The good news? It’s not your fault if you’re feeling depressed. And, contrary to the US, where doctors are so used to people asking for help with depression that there is an inadvertent “business as usual” approach, and contrary to the UK, where the whole “keep calm and carry on” myths prevail (it’s ironic to me that this British slogan was first used during WWII, and Winston Churchill was depressive and quite open about this fact), and one must beg for help with depression, the French are incredibly sympathetic, and they believe in a comprehensive approach. One that incorporates modern medicine, such as anti-depressants and sleeping pills, as well as holistic care such as acupuncture, meditation, vitamins, and yoga. So, if you’re feeling bad, and you suspect that you may be depressed, go talk to your local French doctor and read up on the maladie.
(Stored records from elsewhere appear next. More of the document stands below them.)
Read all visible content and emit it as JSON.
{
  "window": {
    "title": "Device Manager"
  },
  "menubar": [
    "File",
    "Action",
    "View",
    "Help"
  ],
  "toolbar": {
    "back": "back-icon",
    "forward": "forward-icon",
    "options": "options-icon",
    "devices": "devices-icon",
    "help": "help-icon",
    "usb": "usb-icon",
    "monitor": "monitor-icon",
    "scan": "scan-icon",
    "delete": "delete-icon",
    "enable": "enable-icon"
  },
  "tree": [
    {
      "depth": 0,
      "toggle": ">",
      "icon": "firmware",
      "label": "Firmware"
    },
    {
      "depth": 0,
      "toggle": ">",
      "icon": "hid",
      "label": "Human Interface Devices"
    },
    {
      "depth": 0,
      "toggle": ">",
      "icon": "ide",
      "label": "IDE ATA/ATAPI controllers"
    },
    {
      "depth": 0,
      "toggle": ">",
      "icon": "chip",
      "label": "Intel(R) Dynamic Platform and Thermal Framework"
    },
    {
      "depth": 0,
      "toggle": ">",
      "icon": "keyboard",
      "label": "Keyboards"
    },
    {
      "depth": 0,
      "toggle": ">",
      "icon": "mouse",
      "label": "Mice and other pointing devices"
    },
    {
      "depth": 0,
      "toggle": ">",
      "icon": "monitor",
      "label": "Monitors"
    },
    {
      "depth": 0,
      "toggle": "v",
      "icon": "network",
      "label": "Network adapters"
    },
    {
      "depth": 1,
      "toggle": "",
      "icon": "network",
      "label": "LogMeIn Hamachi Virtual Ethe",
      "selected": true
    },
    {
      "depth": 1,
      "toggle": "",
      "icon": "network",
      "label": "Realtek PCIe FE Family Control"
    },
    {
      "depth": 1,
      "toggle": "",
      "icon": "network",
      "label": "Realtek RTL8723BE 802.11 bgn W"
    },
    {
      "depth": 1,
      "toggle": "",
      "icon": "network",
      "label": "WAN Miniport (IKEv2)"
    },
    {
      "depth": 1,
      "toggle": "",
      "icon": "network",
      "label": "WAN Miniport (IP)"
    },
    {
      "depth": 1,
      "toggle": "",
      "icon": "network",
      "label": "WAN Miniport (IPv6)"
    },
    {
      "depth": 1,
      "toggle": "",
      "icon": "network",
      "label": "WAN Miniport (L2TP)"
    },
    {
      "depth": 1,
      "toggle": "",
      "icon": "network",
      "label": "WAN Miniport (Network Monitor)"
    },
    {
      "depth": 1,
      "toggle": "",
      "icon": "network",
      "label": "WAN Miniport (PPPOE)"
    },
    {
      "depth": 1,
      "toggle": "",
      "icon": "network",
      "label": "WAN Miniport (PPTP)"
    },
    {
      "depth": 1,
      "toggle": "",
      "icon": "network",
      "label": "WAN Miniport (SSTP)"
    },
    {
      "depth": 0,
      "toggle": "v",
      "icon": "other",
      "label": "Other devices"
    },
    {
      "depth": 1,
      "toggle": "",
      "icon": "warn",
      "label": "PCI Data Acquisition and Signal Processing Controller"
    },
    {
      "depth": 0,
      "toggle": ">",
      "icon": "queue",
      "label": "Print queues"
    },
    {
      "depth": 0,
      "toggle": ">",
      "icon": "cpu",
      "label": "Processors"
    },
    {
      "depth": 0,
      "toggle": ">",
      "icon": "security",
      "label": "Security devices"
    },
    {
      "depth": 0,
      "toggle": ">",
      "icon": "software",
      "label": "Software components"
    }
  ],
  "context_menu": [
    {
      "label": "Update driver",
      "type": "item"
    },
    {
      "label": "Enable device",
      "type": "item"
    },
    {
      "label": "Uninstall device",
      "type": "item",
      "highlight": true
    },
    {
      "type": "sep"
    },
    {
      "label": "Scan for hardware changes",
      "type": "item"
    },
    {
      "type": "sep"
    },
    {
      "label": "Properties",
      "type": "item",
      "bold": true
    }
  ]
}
Discover what it entails and how common it really is – you’ll be surprised at how much better you feel afterward, if only by learning that you are not unique in your feelings after all.



The Pregnancy Diaries – 18

‘One of the many lessons that one learns in prison is that things are what they are and will be what they will be.’ Oscar Wilde

This week doesn’t have much to do with being pregnant other than the fact that I’ve heard this funny story from a friend while I’m pregnant that gave me a chuckle, which I hope it does with you…this is Steve’s story:

Steve had a fight with his wife while they were living in Los Angeles. He wanted to die. He goes to South Central (a potentially violent area of town). He goes to a disco there. He’s the only white guy in the club. He gets drunk. He wants to be beaten up. The folks in there feel sorry for him. He finds himself in the parking lot of the club at 3am and thinks “Well, I guess I’ll go home.” Driving home, he sees a Dunkin Donuts and thinks an apple fritter sounds good. He gets one. He’s driving through an intersection, trying to eat his fritter at the same time, and he grinds his gears. A cop pulls him over. He’s got an out of state license and he’s drunk. The cop takes him to jail. He’s put in a cell with about thirty guys. They are mostly Mexican and black. The only other white guys are an old man who looks absolutely crazy and a midget. Really. It’s not politically correct in there. Every time a new black guy is put in the cell and sees the midget, he exclaims, ‘Whawt tha fuuuck?!’ The toilet in the cell has an industrial strength flush. You have to practically hold onto something to keep from going in. The guys in the cell take a toilet roll and put the paper end bit in the toilet and throw the roll around the cell, then flush the toilet and watch the roll fly around the cell and get swallowed by the toilet, then they all chuckle and do it again. Steve got arrested on a Friday and had to wait for court to open after the weekend. On Monday, they’re all shackled together and the guard is doing roll call and keeps calling a guy’s name. It’s the midget. The midget is jumping up raising his hand and finally the guard sees him and says, ‘Ah, no wonder I missed you,’ and all the guys in the chain laugh.

That’s the end of Steve’s story. I’ll talk about my pregnancy again next week. Till then, things are ticking along and I’m getting bigger by the week.